Each night, the group is performing a mind-blowing show featuring a setlist created exclusively for The Joint. In partnership with AEG Live, the chart-topping band is unleashing its signature elaborate set designs, jam-packed set list, intense pyrotechnics and much more for nine of the biggest shows in KISS performance history.
Speaking to Las Vegas Weekly, KISS frontman Paul Stanley stated about how the idea for the band's residency came about: "To spend as much time as we do in Vegas and to live as close as we do, the idea of doing a residency and leaving our stage setup, as opposed to breaking it down nightly, was really appealing.
"We just finished 42 cities and played for 600,000 people, but that meant that every night the show got disassembled and moved. There’s something appealing and challenging about building a set that doesn’t have to be moved. You don't have to take into account the practicality of it, being able to be broken down constantly and reassembled. So this was something that we had wanted to do for quite a while; it was just a matter of making sure we found people who were in agreement on how to do it. The Joint was the natural place to do it."
Asked about the possibility of KISS playing "deeper" cuts during the KISS residency, Stanley said: "I think on the whole we’re always discouraged from doing that. You have to realize that our audience is made up of people who mostly have come to us through our most popular songs, not our least popular. So, the idea of dropping songs that the audience knows to play ones that are not on their top 10 really doesn't make sense. It might be something that some bands do because, quite frankly, they're bored, but that doesn't apply to us. After 40 years, there are too many great songs, and to take their slot for something less known or less popular just doesn't make sense.
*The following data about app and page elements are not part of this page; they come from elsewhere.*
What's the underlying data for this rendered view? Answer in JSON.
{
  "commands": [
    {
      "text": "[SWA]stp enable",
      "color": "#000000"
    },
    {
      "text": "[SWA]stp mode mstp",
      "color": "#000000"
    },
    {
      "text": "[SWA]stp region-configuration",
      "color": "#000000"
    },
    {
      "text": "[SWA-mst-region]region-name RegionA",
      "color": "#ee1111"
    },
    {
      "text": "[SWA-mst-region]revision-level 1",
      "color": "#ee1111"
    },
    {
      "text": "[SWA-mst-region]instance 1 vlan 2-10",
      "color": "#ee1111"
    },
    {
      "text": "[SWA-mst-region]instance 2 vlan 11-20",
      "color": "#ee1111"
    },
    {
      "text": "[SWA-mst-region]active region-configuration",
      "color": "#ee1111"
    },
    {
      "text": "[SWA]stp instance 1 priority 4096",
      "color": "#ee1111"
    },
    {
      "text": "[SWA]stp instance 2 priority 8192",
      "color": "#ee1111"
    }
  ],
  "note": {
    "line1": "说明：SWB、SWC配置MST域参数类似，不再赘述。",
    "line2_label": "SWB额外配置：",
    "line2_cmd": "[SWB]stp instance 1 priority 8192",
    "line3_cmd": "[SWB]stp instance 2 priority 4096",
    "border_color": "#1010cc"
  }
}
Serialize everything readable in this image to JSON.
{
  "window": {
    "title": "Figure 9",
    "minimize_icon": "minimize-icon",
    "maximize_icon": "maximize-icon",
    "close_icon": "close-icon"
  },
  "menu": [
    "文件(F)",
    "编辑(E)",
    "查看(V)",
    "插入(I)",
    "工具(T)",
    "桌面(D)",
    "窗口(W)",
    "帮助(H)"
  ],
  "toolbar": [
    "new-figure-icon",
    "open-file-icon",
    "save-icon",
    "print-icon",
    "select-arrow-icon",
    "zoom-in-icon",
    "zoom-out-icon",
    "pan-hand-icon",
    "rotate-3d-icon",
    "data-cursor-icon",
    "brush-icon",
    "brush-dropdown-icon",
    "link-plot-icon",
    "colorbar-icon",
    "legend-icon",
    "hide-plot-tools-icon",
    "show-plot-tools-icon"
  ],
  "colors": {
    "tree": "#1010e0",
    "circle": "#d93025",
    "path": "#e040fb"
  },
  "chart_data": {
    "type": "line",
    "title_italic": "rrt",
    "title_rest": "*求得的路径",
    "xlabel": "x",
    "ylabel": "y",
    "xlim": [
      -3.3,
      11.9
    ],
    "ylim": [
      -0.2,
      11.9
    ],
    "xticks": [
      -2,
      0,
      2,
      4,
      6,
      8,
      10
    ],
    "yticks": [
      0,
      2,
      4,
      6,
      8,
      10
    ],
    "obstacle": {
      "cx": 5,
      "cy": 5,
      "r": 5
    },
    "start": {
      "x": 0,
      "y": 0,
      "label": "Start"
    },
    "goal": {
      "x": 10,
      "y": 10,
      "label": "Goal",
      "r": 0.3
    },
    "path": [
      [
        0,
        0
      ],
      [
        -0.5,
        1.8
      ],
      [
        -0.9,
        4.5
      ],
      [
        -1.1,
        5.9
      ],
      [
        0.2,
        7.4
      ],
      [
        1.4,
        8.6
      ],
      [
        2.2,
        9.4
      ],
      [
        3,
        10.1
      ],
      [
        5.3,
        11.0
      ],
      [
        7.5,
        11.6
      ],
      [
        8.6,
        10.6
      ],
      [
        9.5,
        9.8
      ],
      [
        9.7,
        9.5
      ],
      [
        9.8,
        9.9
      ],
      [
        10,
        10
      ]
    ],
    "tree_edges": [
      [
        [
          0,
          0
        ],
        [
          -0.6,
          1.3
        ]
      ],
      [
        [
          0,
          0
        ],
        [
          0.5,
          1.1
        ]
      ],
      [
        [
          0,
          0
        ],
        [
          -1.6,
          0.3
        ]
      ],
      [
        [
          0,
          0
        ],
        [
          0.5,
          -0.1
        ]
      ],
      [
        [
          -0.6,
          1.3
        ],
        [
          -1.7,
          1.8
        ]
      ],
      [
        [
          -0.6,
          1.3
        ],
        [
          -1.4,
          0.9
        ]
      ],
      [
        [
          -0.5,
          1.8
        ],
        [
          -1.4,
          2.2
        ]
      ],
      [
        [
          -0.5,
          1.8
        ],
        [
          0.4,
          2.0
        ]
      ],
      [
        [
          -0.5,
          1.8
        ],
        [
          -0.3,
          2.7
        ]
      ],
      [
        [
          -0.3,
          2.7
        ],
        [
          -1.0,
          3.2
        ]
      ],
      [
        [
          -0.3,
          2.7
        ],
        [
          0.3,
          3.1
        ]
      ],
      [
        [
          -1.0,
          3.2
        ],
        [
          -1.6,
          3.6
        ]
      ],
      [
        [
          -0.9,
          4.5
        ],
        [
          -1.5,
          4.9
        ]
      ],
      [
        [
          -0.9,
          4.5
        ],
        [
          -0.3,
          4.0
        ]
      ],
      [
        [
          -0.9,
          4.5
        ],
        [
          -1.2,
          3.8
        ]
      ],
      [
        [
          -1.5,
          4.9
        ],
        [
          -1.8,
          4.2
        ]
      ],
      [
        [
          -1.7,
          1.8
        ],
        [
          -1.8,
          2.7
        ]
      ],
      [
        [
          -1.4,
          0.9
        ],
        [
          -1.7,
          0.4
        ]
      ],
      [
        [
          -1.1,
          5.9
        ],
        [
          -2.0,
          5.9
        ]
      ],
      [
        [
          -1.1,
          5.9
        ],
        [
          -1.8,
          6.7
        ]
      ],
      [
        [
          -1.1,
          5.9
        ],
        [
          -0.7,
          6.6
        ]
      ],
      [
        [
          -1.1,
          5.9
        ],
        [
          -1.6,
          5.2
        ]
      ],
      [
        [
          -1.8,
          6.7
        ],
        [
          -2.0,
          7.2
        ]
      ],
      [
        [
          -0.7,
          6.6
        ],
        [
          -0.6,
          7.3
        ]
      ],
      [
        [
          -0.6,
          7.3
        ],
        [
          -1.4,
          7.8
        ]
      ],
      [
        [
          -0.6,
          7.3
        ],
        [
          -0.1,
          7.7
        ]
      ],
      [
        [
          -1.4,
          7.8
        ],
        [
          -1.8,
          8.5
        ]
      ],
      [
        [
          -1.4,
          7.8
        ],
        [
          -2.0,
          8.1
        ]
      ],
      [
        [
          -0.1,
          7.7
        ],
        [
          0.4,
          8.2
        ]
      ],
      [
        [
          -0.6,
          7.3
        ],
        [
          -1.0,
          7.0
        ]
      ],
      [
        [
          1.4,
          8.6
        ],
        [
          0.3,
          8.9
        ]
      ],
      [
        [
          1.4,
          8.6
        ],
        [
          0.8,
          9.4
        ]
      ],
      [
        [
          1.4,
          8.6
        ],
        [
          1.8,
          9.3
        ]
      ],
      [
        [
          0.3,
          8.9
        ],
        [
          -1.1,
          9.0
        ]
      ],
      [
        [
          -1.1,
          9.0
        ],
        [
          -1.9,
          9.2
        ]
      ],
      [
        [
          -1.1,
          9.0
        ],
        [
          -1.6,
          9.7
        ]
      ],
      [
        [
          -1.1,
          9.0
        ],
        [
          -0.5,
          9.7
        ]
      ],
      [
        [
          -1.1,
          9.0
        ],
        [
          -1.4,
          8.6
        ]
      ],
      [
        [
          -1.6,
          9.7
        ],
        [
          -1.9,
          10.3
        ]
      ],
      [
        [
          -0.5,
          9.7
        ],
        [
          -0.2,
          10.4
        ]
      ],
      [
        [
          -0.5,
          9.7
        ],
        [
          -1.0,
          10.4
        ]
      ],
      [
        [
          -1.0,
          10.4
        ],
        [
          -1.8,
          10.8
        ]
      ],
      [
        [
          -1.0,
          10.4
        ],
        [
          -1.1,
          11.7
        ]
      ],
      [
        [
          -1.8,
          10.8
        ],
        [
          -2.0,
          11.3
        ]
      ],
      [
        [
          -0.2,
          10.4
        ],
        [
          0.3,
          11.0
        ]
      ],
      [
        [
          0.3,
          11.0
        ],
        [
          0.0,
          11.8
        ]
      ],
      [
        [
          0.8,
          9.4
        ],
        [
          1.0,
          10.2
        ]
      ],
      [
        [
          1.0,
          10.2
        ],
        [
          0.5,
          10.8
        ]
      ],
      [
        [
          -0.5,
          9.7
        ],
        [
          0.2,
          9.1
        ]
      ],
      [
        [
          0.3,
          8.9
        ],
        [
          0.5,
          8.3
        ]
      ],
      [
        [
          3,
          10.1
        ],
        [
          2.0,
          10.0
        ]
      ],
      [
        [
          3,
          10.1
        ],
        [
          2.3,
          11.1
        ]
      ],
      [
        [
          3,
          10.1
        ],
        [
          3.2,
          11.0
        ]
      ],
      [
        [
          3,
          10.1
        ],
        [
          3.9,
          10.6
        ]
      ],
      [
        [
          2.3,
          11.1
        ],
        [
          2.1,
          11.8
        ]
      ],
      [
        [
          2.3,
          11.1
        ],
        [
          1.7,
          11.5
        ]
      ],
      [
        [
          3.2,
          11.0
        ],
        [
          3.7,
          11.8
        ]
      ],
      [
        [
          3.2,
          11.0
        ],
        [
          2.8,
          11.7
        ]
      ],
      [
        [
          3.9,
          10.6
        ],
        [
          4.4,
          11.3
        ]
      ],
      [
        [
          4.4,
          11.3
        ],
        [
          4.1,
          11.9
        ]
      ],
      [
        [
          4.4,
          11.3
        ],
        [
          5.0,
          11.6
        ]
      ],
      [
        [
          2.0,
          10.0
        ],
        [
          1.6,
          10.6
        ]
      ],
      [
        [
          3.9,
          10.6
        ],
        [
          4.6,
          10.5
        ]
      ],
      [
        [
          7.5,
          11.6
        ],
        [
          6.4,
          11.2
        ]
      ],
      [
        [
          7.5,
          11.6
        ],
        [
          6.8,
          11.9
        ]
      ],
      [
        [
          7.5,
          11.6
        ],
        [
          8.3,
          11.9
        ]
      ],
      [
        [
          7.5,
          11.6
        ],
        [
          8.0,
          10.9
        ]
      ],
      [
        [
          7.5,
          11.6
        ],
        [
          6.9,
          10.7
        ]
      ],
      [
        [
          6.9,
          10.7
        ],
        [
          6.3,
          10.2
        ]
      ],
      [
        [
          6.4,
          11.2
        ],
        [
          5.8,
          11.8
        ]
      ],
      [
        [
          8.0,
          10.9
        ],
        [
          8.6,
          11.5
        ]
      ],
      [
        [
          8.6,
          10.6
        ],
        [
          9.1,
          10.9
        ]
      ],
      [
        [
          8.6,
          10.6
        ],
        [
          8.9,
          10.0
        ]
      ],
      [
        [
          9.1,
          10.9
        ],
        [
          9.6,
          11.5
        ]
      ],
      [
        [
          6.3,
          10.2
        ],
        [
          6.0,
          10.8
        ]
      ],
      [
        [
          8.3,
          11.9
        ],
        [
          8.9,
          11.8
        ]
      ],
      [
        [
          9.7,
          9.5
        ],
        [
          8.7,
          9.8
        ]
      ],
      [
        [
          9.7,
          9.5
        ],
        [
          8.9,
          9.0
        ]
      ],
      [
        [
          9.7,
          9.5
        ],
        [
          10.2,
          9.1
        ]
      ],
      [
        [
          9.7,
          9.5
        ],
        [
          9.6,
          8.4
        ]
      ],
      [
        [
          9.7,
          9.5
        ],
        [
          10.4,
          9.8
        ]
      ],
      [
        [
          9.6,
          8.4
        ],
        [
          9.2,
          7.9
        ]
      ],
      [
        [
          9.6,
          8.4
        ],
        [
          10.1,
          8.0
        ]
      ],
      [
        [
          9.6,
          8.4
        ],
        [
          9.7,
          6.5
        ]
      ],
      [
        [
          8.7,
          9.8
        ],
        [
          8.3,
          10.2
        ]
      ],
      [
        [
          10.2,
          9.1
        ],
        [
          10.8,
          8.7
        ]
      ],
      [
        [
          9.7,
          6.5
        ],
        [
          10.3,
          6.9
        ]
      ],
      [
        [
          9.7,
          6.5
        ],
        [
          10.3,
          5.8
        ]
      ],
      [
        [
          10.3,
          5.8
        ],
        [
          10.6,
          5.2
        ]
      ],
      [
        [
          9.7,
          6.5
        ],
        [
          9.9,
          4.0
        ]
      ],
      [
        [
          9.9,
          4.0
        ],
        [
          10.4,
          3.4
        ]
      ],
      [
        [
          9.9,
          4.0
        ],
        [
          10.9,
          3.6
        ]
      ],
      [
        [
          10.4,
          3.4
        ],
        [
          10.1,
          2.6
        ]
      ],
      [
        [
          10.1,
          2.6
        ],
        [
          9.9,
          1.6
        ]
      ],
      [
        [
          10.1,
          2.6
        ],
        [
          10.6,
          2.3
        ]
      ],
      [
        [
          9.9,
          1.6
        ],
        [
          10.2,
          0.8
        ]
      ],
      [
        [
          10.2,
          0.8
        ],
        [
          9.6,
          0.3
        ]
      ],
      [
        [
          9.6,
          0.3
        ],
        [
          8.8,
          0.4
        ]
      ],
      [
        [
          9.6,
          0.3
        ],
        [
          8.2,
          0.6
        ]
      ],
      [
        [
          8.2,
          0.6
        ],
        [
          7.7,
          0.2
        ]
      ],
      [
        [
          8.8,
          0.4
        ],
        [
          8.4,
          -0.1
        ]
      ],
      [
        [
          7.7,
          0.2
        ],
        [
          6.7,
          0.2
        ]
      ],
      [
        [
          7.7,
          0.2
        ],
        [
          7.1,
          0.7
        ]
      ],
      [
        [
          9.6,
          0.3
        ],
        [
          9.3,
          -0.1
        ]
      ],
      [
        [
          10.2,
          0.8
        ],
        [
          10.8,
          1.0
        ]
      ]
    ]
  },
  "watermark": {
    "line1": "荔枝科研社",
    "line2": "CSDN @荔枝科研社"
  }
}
It's a double-edged sword, an interesting idea to play obscure tracks or to play songs that have never been in the show. But although they may please a handful of diehards, that isn't really what we cater to. We cater to the masses, and I think most people understand that."